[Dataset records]

+ + +

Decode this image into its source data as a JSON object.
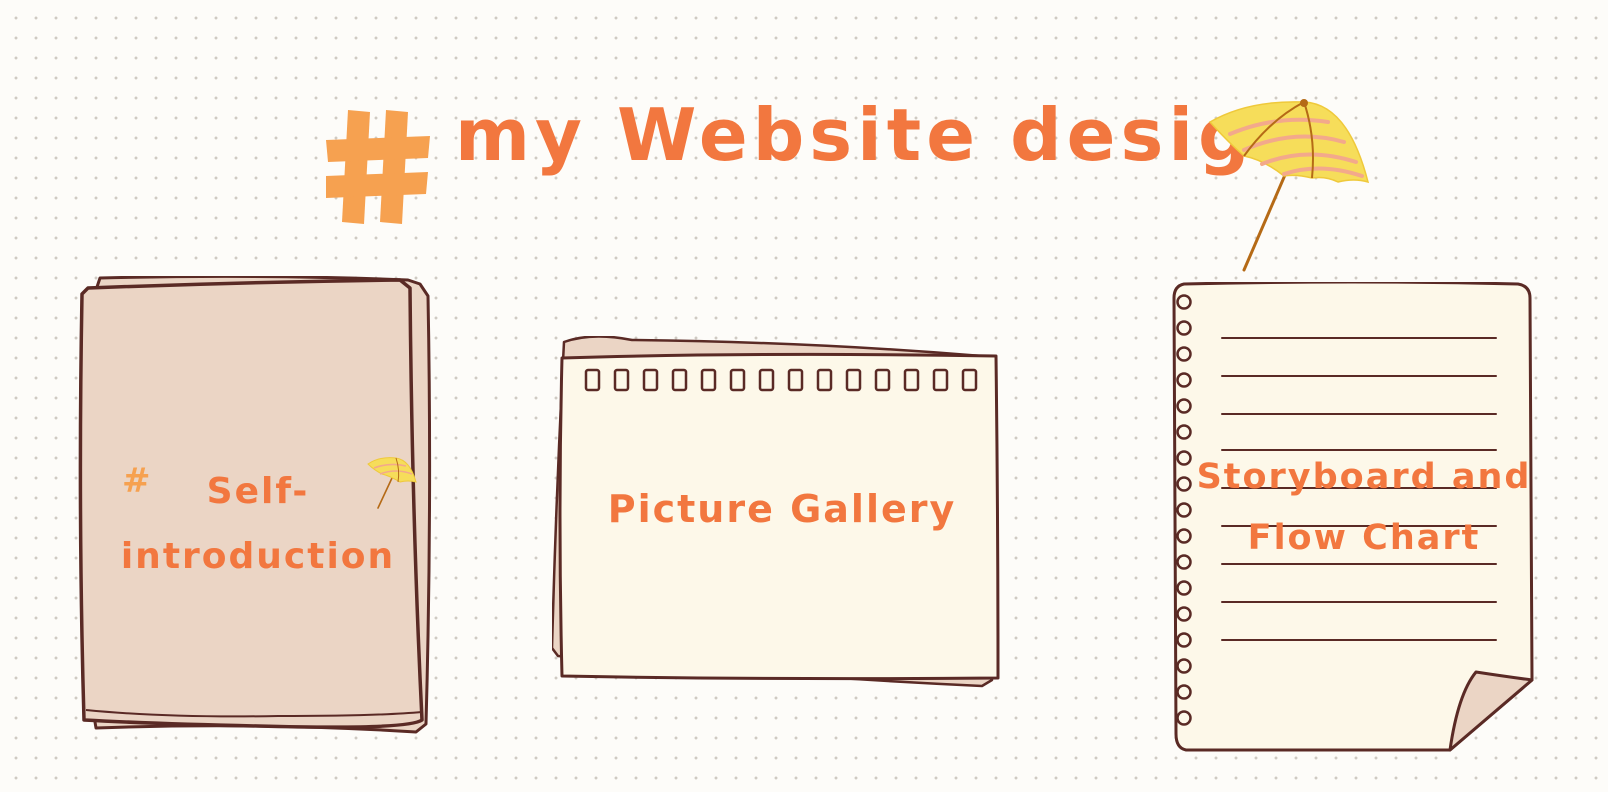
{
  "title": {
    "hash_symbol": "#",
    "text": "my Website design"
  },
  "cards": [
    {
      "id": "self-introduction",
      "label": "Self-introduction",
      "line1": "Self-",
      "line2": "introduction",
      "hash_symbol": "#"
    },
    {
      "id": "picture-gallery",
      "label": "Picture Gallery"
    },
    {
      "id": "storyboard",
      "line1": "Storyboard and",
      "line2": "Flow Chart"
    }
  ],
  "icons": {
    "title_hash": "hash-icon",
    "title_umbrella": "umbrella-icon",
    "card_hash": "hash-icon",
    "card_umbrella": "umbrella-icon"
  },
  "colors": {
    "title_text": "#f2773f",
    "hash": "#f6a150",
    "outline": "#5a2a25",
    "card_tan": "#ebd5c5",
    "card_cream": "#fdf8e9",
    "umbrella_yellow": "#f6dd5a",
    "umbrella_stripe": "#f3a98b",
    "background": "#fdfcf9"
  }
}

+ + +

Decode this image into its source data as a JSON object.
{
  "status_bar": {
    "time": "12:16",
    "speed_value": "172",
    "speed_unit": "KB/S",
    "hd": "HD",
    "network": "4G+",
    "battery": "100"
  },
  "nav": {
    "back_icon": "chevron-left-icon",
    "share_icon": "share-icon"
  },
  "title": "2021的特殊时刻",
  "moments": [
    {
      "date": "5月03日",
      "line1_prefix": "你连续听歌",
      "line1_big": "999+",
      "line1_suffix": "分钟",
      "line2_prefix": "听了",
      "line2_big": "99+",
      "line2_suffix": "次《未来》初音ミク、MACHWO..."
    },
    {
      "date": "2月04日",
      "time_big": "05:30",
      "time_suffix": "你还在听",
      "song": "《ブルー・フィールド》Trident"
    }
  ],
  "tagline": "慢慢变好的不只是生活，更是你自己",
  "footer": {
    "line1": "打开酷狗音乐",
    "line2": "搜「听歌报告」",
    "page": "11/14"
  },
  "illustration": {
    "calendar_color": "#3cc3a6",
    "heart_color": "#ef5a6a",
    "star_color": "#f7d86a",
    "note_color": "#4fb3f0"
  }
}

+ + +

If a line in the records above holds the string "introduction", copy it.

* _Solution to the problem_:
      "id": "self-introduction",
      "label": "Self-introduction",
      "line2": "introduction",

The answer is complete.